Cornwall Sports Media’s own Plymouth Argyle supporter Colin Bradbury puts a Cornish fan’s perspective on the Pilgrims’ FA Cup trip to Chelsea.
It’s 3.30am, and the park & ride at Home Park is starting to fill up with 800 bleary-eyed Plymouth Argyle supporters arriving to board the fleet of 16 coaches heading to Chelsea for the fourth round of the FA Cup.
Five hours later we’re driving past the interior design shops, bijou restaurants and other temples of mammon in the wealthy west London enclave: truly we are Pilgrims in a heathen land.
The pubs of Earls Court have already been taken over by the Green Army, but we head to a greasy spoon caff on the Kings Road to meet up with an old friend who, for all his virtues, carries the burden of being a Chelsea fan. Outside, three 80-something geezers straight from a documentary about the Kray twins (“Yeah, they shot a few blokes, but Ronnie and Reggie loved their mum…”) are reminiscing about days gone by, when going to Stamford Bridge was for the common man.
My mate reminds me how much things have changed when he tells me about the son of a friend who works on match days in the executive boxes. Back when Roman Abramovich used to attend games, the billionaire owner’s presence was signalled by the two huge bodyguards outside his suite, wearing earpieces and accompanied by a par of attack dogs. Staff members were instructed not to make eye contact, let alone speak, to the Russian plutocrat. We’re not in Plymouth any more, Toto.
At the ground, we negotiate the sniffer dogs and phalanxes of stewards and are ushered though the concrete tunnel and up the steps onto the Shed End concourse. 45 minutes before kick-off, the away fans are already there in force, singing and chanting. If football were just a numbers game, there’d be no point in their team even turning up. Facing a Chelsea starting eleven valued at £420 million, roughly 100x the estimated value of the entire Argyle squad, surely it’s just a formality for the expensively assembled team of European stars.
Except, thankfully, football is a play without a script. After a nervous start, at 12.38pm the impossible happens. Macaulay Gillesphey rises to glance Jordan Houghton’s free kick into the corner of the Chelsea net, and, in the Shed End, all hell breaks loose. My son, recently turned 18 and so now officially a man, is a delirious child again, bouncing up and down, pumping his arms and screaming at the top of his voice. If you’re a parent, I don’t need to tell you what moments like this mean. That, my friend, is what football can do.
Then, it’s Alamo time as Argyle go on the defensive. Wave after wave of Chelsea attacks are repulsed by the heroic trio of Wilson, Scarr and Gillesphey, with Chelsea’s £90m man Lukaku running repeatedly into an impenetrable green and while wall. Between the posts, the confidence of the young Pilgrim’s ‘keeper, Michael Cooper has grown with every minute, while captain Joe Edwards has Callum Hudson-Odoi in his pocket.
Four minutes before half time, perhaps inevitably, a Chelsea attack produces the equaliser, and most of the second half follows the same pattern.

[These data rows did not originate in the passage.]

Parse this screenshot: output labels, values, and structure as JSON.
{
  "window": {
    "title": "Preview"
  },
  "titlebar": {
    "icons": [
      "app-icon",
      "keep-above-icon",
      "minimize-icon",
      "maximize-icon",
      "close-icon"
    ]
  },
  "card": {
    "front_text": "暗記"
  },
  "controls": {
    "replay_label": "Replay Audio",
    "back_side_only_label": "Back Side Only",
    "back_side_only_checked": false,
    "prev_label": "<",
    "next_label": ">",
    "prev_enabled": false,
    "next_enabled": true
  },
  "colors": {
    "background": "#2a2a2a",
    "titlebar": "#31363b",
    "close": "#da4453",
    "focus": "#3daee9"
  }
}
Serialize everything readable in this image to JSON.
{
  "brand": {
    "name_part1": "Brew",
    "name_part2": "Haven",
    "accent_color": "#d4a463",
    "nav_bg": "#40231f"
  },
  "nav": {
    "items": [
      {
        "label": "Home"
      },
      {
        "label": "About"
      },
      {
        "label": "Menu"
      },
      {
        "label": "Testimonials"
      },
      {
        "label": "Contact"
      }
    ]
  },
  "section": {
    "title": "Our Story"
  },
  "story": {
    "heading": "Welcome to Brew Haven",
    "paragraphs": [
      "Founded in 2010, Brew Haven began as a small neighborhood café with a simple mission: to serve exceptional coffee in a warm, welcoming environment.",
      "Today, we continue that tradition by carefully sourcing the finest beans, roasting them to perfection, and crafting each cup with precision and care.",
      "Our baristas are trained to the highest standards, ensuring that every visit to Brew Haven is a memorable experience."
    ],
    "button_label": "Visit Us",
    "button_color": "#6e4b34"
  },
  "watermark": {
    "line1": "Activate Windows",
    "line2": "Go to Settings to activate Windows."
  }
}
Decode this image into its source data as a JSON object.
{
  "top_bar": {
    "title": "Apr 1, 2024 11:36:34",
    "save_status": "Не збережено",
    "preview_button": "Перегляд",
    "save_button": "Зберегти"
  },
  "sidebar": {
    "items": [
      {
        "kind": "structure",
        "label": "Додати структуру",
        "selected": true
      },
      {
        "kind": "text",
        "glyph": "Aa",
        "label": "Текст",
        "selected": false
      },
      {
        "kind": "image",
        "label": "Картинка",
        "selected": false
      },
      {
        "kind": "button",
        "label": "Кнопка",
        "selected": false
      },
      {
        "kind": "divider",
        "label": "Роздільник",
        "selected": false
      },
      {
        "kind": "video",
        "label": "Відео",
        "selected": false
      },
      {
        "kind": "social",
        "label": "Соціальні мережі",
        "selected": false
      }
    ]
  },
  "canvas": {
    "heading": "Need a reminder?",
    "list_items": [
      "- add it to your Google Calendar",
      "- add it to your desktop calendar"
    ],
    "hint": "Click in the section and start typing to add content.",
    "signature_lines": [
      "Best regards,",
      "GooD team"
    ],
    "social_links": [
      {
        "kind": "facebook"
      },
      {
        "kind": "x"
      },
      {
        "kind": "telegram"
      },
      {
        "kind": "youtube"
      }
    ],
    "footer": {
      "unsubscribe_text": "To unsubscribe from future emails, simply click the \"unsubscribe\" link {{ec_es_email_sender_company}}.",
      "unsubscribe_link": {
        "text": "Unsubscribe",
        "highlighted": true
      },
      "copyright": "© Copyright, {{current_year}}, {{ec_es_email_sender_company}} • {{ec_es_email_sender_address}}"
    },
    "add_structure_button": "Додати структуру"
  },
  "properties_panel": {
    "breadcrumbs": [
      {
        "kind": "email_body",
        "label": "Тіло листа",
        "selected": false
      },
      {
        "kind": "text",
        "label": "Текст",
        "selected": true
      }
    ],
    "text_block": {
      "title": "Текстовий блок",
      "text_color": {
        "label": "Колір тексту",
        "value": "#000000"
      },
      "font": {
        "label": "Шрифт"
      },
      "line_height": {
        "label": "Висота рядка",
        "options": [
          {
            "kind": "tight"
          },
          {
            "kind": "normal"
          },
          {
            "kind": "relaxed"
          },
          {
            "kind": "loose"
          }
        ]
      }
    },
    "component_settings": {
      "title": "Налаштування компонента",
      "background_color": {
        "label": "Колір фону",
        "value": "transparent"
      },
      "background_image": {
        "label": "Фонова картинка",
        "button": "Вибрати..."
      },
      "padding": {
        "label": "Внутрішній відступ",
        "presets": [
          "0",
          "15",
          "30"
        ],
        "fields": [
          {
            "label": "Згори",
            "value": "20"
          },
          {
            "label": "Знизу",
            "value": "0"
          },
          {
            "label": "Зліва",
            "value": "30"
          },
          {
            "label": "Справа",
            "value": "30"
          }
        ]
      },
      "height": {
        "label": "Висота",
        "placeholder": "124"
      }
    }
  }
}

Then, miraculously, the referee’s whistle signals the end of the 90 minutes, and the team from League One has taken the Champions of Europe to extra time. The goal that puts Chelsea into the lead comes, agonisingly, in time added on at the end of the first period, but that doesn’t dishearten an Argyle team looking for an equaliser in the final 15.
The chance comes with two minutes to go. Ryan Hardie is brought down in the penalty area, but his spot-kick is saved and for Argyle, it’s all over. The striker is inconsolable, But then, after the final whistle, 6,000 Argyle supporters are singing ‘There’s only one Ryan Hardie’, and later his two Twitter posts gather more than 3,000 likes, and hundreds of positive replies. If the true measure of a person, or a club and its fans, is how they respond to defeat, then Plymouth Argyle pass with flying colours.
So, 24 hours later, with time to reflect, how does it feel? Disappointment, inevitably but, far outweighing that, the immense pride that we came so close. The players and fans exemplified the virtues of pride, passion and dignity. And while Argyle might be a team from across the Tamar, their engagement with Cornwall, their commitment to raising the standard of football in the Duchy and giving local talent a pathway to the upper levels of the professional game should make that accident of geography completely irrelevant.
Because at the end of the game yesterday, as the Argyle players and management came to the Shed End to applaud the supporters, I looked at the 34,000 Chelsea fans, who had been comprehensively out-sung for 120 minutes, and felt sorry for them. Sorry that they will never get to experience the feeling of being amongst 6,000 fellow Pilgrims who came, saw and so nearly conquered.